Under the Silver Lake
Representative: David Robert Mitchell
You can find red herrings, unkempt set ups and plot threads of which go nowhere in Jesse Robert Mitchell's quasi-slacker noir-gris Under the Silver Lake--its "shortcomings, " in words of conventional taste, avoid really matter. Rather, such as the best pulpy "mysteries, " Under the Metallic Lake knows what in fact matters most: thrusting it is audience into the delirious eyes from the protagonist. Within this case, that's old-movie- and vintage-game-addled Sam (Andrew Garfield), who stumbles in to a quest to both locate the hot neighbor (Riley Keough) with whom your dog is infatuated and unearth some sort of conspiracy that lurks underneath the entirety of LOS ANGELES. Mitchell pulls us simply by the hand down the rabbit hole of Sam's making.
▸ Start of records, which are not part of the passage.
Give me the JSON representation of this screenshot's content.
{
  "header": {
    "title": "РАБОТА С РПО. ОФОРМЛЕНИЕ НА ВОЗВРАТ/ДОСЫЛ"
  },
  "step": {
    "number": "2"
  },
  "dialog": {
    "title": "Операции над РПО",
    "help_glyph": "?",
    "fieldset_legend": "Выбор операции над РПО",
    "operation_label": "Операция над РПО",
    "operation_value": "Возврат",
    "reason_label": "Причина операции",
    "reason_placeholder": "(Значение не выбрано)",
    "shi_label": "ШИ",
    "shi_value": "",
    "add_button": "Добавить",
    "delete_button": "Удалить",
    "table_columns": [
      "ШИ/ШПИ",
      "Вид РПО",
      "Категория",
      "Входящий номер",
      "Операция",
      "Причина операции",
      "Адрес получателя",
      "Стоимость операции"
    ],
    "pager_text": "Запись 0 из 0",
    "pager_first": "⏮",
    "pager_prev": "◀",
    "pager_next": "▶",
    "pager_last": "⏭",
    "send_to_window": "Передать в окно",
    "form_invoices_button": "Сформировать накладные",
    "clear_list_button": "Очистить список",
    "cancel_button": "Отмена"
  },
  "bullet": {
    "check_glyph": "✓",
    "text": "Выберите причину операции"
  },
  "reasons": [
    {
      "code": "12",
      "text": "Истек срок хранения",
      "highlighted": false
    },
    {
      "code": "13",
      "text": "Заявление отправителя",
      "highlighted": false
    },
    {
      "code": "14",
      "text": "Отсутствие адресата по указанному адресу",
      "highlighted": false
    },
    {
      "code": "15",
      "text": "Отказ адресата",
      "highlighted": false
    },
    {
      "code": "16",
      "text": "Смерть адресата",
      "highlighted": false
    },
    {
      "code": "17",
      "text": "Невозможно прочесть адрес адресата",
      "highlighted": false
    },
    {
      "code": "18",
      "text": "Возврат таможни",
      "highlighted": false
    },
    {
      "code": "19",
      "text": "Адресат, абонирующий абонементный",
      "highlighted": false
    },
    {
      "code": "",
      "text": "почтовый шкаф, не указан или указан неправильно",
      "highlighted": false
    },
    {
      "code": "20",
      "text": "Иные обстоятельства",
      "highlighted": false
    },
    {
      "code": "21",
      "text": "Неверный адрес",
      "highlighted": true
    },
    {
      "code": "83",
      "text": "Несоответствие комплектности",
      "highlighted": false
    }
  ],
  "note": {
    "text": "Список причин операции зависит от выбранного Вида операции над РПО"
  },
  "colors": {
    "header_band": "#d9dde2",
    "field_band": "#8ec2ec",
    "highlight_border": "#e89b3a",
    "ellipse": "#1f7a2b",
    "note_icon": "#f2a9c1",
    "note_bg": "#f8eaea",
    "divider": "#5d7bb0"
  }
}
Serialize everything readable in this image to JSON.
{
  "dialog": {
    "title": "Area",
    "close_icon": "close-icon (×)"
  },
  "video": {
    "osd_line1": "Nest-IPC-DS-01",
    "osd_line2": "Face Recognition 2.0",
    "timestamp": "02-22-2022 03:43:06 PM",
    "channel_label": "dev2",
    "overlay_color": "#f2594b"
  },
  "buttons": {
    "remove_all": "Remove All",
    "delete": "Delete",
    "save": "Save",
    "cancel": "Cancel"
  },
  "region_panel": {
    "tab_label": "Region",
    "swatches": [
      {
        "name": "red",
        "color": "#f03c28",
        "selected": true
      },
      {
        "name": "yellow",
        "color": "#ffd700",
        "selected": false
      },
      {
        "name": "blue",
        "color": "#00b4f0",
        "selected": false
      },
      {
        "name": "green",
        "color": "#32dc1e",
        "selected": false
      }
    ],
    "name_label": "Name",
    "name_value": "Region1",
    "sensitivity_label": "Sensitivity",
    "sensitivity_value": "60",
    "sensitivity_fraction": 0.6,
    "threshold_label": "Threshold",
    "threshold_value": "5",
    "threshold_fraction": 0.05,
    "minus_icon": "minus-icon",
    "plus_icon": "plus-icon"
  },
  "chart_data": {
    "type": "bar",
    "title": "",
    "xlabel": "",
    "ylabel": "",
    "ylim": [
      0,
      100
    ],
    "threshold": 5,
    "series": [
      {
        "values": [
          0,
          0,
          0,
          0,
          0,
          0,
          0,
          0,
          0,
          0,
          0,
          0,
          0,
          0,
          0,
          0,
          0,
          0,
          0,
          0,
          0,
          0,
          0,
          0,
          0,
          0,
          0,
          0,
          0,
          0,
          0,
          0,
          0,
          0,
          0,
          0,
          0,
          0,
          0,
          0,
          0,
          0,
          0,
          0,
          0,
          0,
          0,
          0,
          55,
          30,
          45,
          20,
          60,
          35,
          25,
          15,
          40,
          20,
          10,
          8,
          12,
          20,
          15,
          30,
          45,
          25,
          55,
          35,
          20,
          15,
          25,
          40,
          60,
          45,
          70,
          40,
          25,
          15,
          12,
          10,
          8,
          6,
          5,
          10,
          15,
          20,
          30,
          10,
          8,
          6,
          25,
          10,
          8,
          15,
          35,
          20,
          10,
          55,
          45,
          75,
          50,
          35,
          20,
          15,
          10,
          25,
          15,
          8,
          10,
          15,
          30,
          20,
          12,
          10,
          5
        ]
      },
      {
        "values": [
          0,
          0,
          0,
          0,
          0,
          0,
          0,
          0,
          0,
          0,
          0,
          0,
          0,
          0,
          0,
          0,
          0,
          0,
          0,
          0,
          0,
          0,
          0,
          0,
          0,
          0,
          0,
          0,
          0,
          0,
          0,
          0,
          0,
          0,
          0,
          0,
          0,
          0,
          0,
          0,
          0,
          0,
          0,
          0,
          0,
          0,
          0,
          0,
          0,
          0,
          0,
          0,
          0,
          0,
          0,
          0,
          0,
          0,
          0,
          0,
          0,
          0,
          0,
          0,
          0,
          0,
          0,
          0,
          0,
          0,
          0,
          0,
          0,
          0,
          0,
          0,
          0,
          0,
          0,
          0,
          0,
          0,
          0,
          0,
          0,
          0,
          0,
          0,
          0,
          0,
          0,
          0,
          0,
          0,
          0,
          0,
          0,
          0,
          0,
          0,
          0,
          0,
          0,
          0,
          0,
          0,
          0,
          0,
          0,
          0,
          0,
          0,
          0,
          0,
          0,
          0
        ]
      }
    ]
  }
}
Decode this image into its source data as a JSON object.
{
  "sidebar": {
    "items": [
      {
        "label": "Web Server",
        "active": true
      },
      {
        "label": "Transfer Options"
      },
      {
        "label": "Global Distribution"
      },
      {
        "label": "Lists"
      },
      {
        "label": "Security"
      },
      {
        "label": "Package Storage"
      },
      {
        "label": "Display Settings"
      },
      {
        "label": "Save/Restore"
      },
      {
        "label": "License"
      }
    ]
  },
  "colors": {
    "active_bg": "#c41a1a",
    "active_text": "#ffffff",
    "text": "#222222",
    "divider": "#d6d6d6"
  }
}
Strangest about typically the followup to the director's critical hit It Comes after is that it moves the line between staying profoundly stupid and really acute. Its content to be able to follow the logic involving somebody very stoned (perhaps even more than anything like Inherent Vice did), where paths inside the web end abruptly, tantalizingly bullying, but Mitchell also appears to know the weirdest areas of Hollywood and the spell-like legacy, making every step in Sam's journey clear and (internally) reasonable. As we're plunged more deeply into the weed-laced brain of its ever-broke prospect fantastic adolescent attitude toward ladies and cultural things (and women as social objects), Underneath the Silver Pond reveals itself to get a film about typically the ways nostalgia perverts typically the present and rots viewpoint.